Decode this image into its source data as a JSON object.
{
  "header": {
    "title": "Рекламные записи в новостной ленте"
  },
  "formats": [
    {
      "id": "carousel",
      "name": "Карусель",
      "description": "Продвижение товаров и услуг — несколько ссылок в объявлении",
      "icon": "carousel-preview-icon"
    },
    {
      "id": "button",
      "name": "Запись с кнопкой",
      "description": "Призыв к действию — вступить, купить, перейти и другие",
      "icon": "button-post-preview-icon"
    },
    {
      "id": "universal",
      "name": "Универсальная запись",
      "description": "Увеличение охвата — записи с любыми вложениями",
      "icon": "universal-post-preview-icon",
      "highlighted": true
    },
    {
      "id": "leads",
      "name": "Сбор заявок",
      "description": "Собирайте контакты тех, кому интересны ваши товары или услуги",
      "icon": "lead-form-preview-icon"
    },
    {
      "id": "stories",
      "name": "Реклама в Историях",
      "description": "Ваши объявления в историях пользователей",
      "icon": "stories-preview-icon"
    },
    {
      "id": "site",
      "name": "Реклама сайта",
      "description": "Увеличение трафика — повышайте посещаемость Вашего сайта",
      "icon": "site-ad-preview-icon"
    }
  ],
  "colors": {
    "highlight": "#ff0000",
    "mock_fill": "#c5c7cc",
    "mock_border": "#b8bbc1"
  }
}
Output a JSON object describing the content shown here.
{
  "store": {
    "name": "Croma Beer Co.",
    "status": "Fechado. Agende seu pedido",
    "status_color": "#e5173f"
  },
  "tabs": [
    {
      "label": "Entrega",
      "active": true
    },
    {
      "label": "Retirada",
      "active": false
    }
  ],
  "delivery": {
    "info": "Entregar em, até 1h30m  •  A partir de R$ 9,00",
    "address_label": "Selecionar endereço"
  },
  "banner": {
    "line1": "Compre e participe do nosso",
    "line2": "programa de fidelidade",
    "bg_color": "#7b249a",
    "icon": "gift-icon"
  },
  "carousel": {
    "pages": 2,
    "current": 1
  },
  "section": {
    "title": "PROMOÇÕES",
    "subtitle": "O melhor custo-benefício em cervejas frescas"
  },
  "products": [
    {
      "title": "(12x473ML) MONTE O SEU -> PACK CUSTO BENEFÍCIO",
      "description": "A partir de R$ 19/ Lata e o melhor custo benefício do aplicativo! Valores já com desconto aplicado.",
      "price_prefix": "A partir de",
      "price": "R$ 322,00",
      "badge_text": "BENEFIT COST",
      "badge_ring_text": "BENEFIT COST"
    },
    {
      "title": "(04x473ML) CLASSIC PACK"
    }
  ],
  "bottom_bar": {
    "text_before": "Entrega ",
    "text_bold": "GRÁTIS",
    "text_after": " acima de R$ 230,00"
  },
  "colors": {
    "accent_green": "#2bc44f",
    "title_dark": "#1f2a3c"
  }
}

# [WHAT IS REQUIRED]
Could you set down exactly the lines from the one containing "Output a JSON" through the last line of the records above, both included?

# [ANSWER BOX]
Output a JSON object describing the content shown here.
{
  "store": {
    "name": "Croma Beer Co.",
    "status": "Fechado. Agende seu pedido",
    "status_color": "#e5173f"
  },
  "tabs": [
    {
      "label": "Entrega",
      "active": true
    },
    {
      "label": "Retirada",
      "active": false
    }
  ],
  "delivery": {
    "info": "Entregar em, até 1h30m  •  A partir de R$ 9,00",
    "address_label": "Selecionar endereço"
  },
  "banner": {
    "line1": "Compre e participe do nosso",
    "line2": "programa de fidelidade",
    "bg_color": "#7b249a",
    "icon": "gift-icon"
  },
  "carousel": {
    "pages": 2,
    "current": 1
  },
  "section": {
    "title": "PROMOÇÕES",
    "subtitle": "O melhor custo-benefício em cervejas frescas"
  },
  "products": [
    {
      "title": "(12x473ML) MONTE O SEU -> PACK CUSTO BENEFÍCIO",
      "description": "A partir de R$ 19/ Lata e o melhor custo benefício do aplicativo! Valores já com desconto aplicado.",
      "price_prefix": "A partir de",
      "price": "R$ 322,00",
      "badge_text": "BENEFIT COST",
      "badge_ring_text": "BENEFIT COST"
    },
    {
      "title": "(04x473ML) CLASSIC PACK"
    }
  ],
  "bottom_bar": {
    "text_before": "Entrega ",
    "text_bold": "GRÁTIS",
    "text_after": " acima de R$ 230,00"
  },
  "colors": {
    "accent_green": "#2bc44f",
    "title_dark": "#1f2a3c"
  }
}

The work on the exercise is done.